# What to produce
Set down each record that follows exactly. Drop the images.

-------- Dataset records --------

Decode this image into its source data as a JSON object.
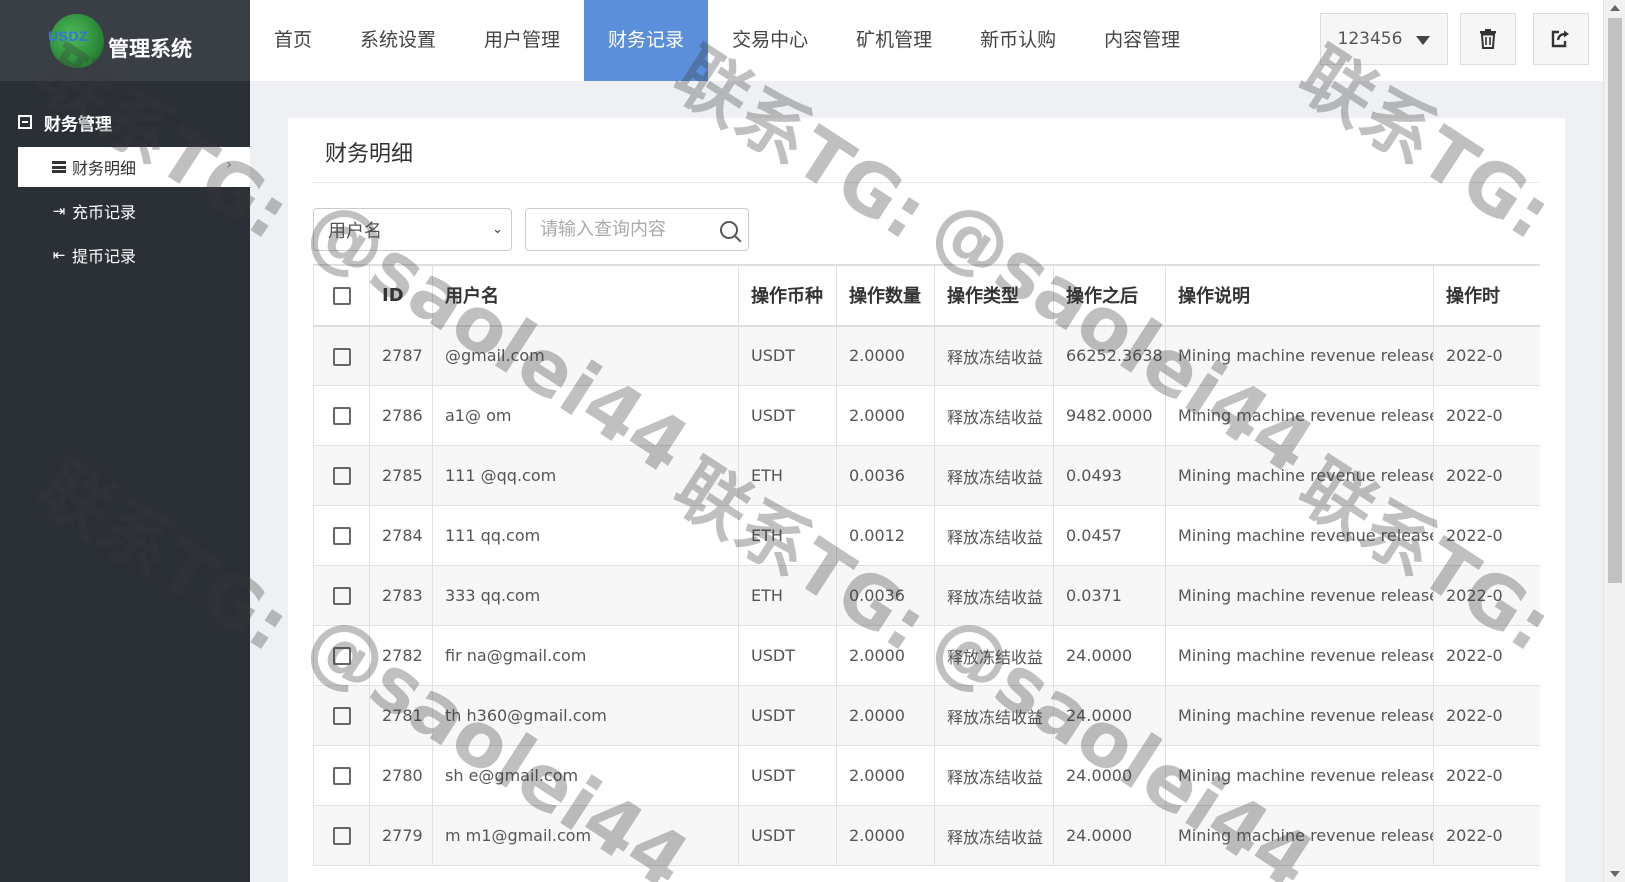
{
  "app": {
    "logo_mark": "USDZ",
    "title": "管理系统"
  },
  "sidebar": {
    "group_label": "财务管理",
    "items": [
      {
        "label": "财务明细",
        "icon": "list-icon",
        "active": true
      },
      {
        "label": "充币记录",
        "icon": "sign-in-icon"
      },
      {
        "label": "提币记录",
        "icon": "sign-out-icon"
      }
    ]
  },
  "topnav": {
    "items": [
      "首页",
      "系统设置",
      "用户管理",
      "财务记录",
      "交易中心",
      "矿机管理",
      "新币认购",
      "内容管理"
    ],
    "active_index": 3,
    "user_label": "123456",
    "icons": [
      "trash-icon",
      "logout-icon"
    ]
  },
  "page": {
    "title": "财务明细",
    "filter_select": "用户名",
    "search_placeholder": "请输入查询内容"
  },
  "table": {
    "columns": [
      "ID",
      "用户名",
      "操作币种",
      "操作数量",
      "操作类型",
      "操作之后",
      "操作说明",
      "操作时"
    ],
    "rows": [
      {
        "id": "2787",
        "user": "@gmail.com",
        "coin": "USDT",
        "amount": "2.0000",
        "type": "释放冻结收益",
        "after": "66252.3638",
        "desc": "Mining machine revenue release",
        "time": "2022-0"
      },
      {
        "id": "2786",
        "user": "a1@ om",
        "coin": "USDT",
        "amount": "2.0000",
        "type": "释放冻结收益",
        "after": "9482.0000",
        "desc": "Mining machine revenue release",
        "time": "2022-0"
      },
      {
        "id": "2785",
        "user": "111 @qq.com",
        "coin": "ETH",
        "amount": "0.0036",
        "type": "释放冻结收益",
        "after": "0.0493",
        "desc": "Mining machine revenue release",
        "time": "2022-0"
      },
      {
        "id": "2784",
        "user": "111 qq.com",
        "coin": "ETH",
        "amount": "0.0012",
        "type": "释放冻结收益",
        "after": "0.0457",
        "desc": "Mining machine revenue release",
        "time": "2022-0"
      },
      {
        "id": "2783",
        "user": "333 qq.com",
        "coin": "ETH",
        "amount": "0.0036",
        "type": "释放冻结收益",
        "after": "0.0371",
        "desc": "Mining machine revenue release",
        "time": "2022-0"
      },
      {
        "id": "2782",
        "user": "fir na@gmail.com",
        "coin": "USDT",
        "amount": "2.0000",
        "type": "释放冻结收益",
        "after": "24.0000",
        "desc": "Mining machine revenue release",
        "time": "2022-0"
      },
      {
        "id": "2781",
        "user": "th h360@gmail.com",
        "coin": "USDT",
        "amount": "2.0000",
        "type": "释放冻结收益",
        "after": "24.0000",
        "desc": "Mining machine revenue release",
        "time": "2022-0"
      },
      {
        "id": "2780",
        "user": "sh e@gmail.com",
        "coin": "USDT",
        "amount": "2.0000",
        "type": "释放冻结收益",
        "after": "24.0000",
        "desc": "Mining machine revenue release",
        "time": "2022-0"
      },
      {
        "id": "2779",
        "user": "m m1@gmail.com",
        "coin": "USDT",
        "amount": "2.0000",
        "type": "释放冻结收益",
        "after": "24.0000",
        "desc": "Mining machine revenue release",
        "time": "2022-0"
      }
    ]
  },
  "watermarks": {
    "tg": "联系TG:",
    "handle": "@saolei44"
  }
}
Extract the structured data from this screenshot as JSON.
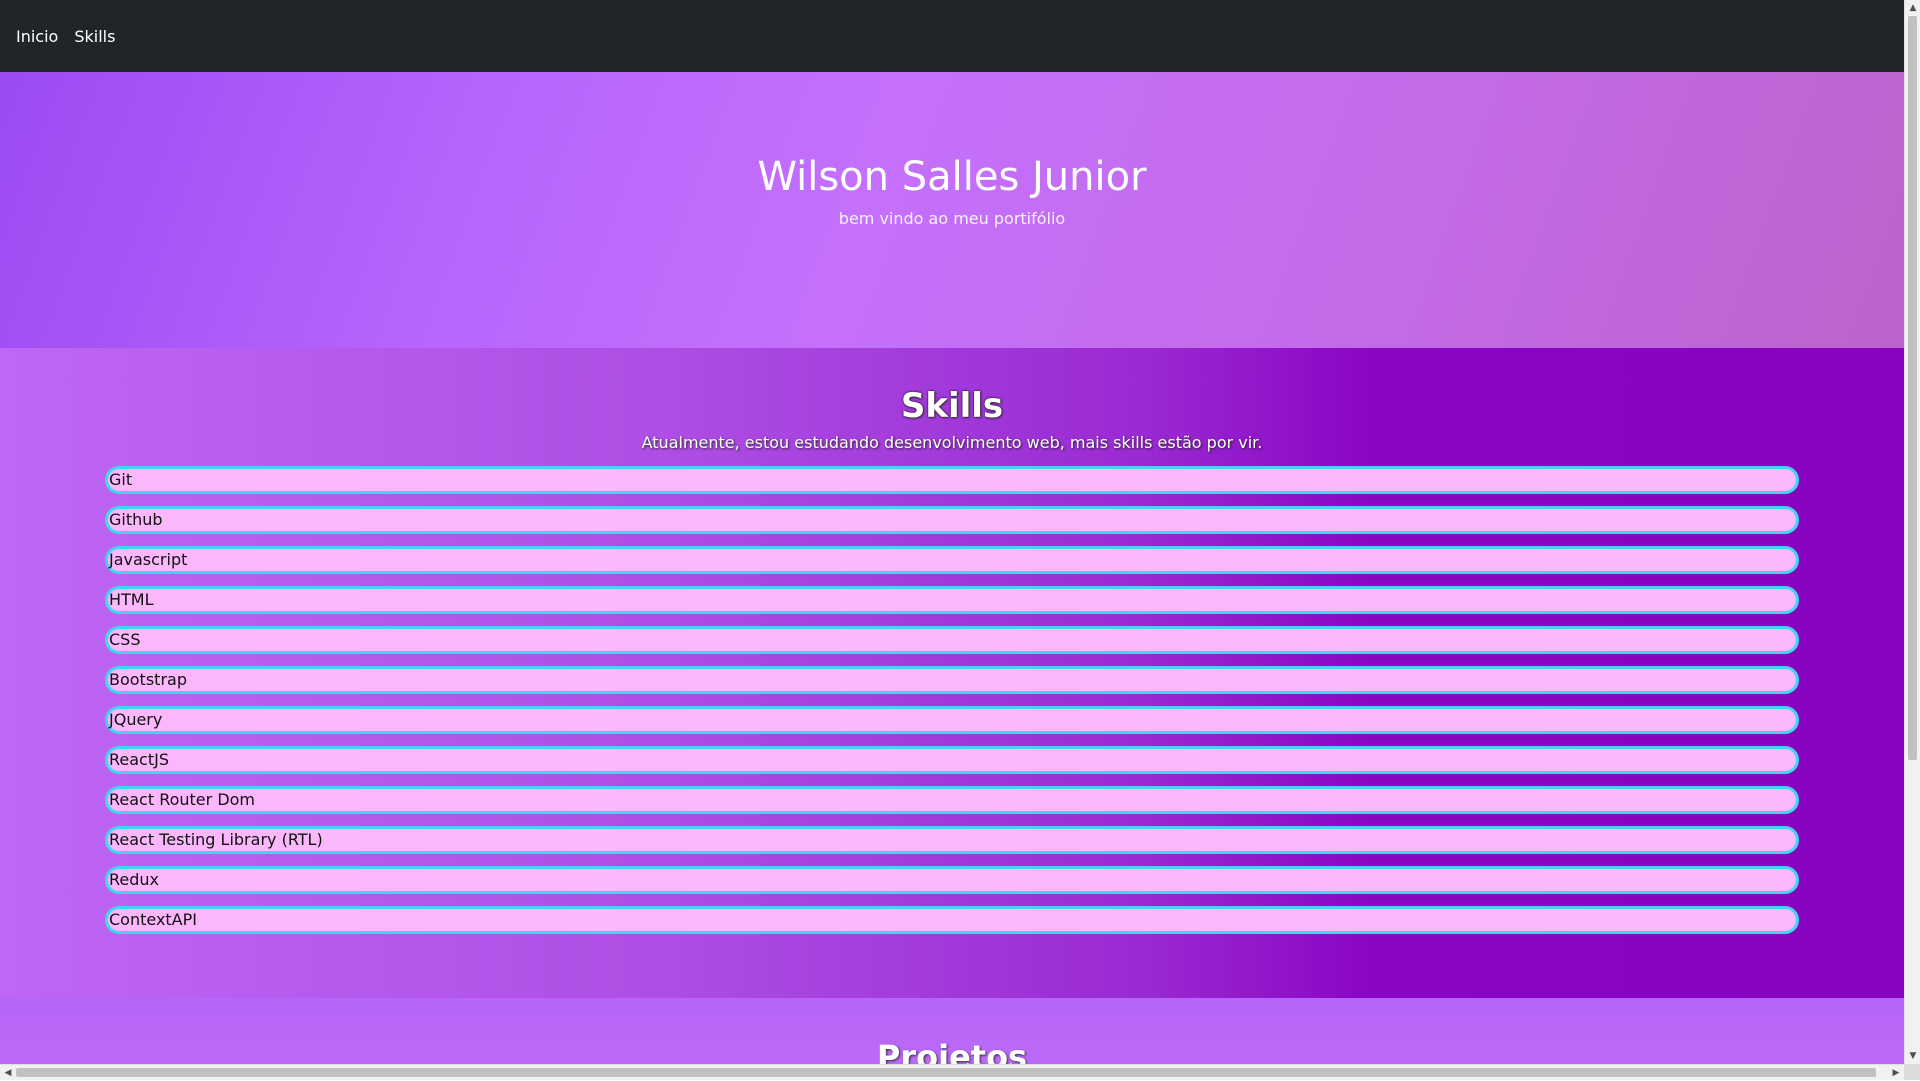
{
  "nav": {
    "links": [
      "Inicio",
      "Skills"
    ]
  },
  "hero": {
    "title": "Wilson Salles Junior",
    "subtitle": "bem vindo ao meu portifólio"
  },
  "skills": {
    "title": "Skills",
    "description": "Atualmente, estou estudando desenvolvimento web, mais skills estão por vir.",
    "items": [
      "Git",
      "Github",
      "Javascript",
      "HTML",
      "CSS",
      "Bootstrap",
      "JQuery",
      "ReactJS",
      "React Router Dom",
      "React Testing Library (RTL)",
      "Redux",
      "ContextAPI"
    ]
  },
  "projects": {
    "title": "Projetos"
  },
  "colors": {
    "navbar": "#212529",
    "skill_item_bg": "#fbb7fb",
    "skill_item_border": "#43d4f0"
  }
}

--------

# Written response
Decode this image into its source data as a JSON object.
{
  "app": {
    "logo_mark": "USDZ",
    "title": "管理系统"
  },
  "sidebar": {
    "group_label": "财务管理",
    "items": [
      {
        "label": "财务明细",
        "icon": "list-icon",
        "active": true
      },
      {
        "label": "充币记录",
        "icon": "sign-in-icon"
      },
      {
        "label": "提币记录",
        "icon": "sign-out-icon"
      }
    ]
  },
  "topnav": {
    "items": [
      "首页",
      "系统设置",
      "用户管理",
      "财务记录",
      "交易中心",
      "矿机管理",
      "新币认购",
      "内容管理"
    ],
    "active_index": 3,
    "user_label": "123456",
    "icons": [
      "trash-icon",
      "logout-icon"
    ]
  },
  "page": {
    "title": "财务明细",
    "filter_select": "用户名",
    "search_placeholder": "请输入查询内容"
  },
  "table": {
    "columns": [
      "ID",
      "用户名",
      "操作币种",
      "操作数量",
      "操作类型",
      "操作之后",
      "操作说明",
      "操作时"
    ],
    "rows": [
      {
        "id": "2787",
        "user": "@gmail.com",
        "coin": "USDT",
        "amount": "2.0000",
        "type": "释放冻结收益",
        "after": "66252.3638",
        "desc": "Mining machine revenue release",
        "time": "2022-0"
      },
      {
        "id": "2786",
        "user": "a1@ om",
        "coin": "USDT",
        "amount": "2.0000",
        "type": "释放冻结收益",
        "after": "9482.0000",
        "desc": "Mining machine revenue release",
        "time": "2022-0"
      },
      {
        "id": "2785",
        "user": "111 @qq.com",
        "coin": "ETH",
        "amount": "0.0036",
        "type": "释放冻结收益",
        "after": "0.0493",
        "desc": "Mining machine revenue release",
        "time": "2022-0"
      },
      {
        "id": "2784",
        "user": "111 qq.com",
        "coin": "ETH",
        "amount": "0.0012",
        "type": "释放冻结收益",
        "after": "0.0457",
        "desc": "Mining machine revenue release",
        "time": "2022-0"
      },
      {
        "id": "2783",
        "user": "333 qq.com",
        "coin": "ETH",
        "amount": "0.0036",
        "type": "释放冻结收益",
        "after": "0.0371",
        "desc": "Mining machine revenue release",
        "time": "2022-0"
      },
      {
        "id": "2782",
        "user": "fir na@gmail.com",
        "coin": "USDT",
        "amount": "2.0000",
        "type": "释放冻结收益",
        "after": "24.0000",
        "desc": "Mining machine revenue release",
        "time": "2022-0"
      },
      {
        "id": "2781",
        "user": "th h360@gmail.com",
        "coin": "USDT",
        "amount": "2.0000",
        "type": "释放冻结收益",
        "after": "24.0000",
        "desc": "Mining machine revenue release",
        "time": "2022-0"
      },
      {
        "id": "2780",
        "user": "sh e@gmail.com",
        "coin": "USDT",
        "amount": "2.0000",
        "type": "释放冻结收益",
        "after": "24.0000",
        "desc": "Mining machine revenue release",
        "time": "2022-0"
      },
      {
        "id": "2779",
        "user": "m m1@gmail.com",
        "coin": "USDT",
        "amount": "2.0000",
        "type": "释放冻结收益",
        "after": "24.0000",
        "desc": "Mining machine revenue release",
        "time": "2022-0"
      }
    ]
  },
  "watermarks": {
    "tg": "联系TG:",
    "handle": "@saolei44"
  }
}
Extract the structured data from this screenshot as JSON.
{
  "nav": {
    "links": [
      "Inicio",
      "Skills"
    ]
  },
  "hero": {
    "title": "Wilson Salles Junior",
    "subtitle": "bem vindo ao meu portifólio"
  },
  "skills": {
    "title": "Skills",
    "description": "Atualmente, estou estudando desenvolvimento web, mais skills estão por vir.",
    "items": [
      "Git",
      "Github",
      "Javascript",
      "HTML",
      "CSS",
      "Bootstrap",
      "JQuery",
      "ReactJS",
      "React Router Dom",
      "React Testing Library (RTL)",
      "Redux",
      "ContextAPI"
    ]
  },
  "projects": {
    "title": "Projetos"
  },
  "colors": {
    "navbar": "#212529",
    "skill_item_bg": "#fbb7fb",
    "skill_item_border": "#43d4f0"
  }
}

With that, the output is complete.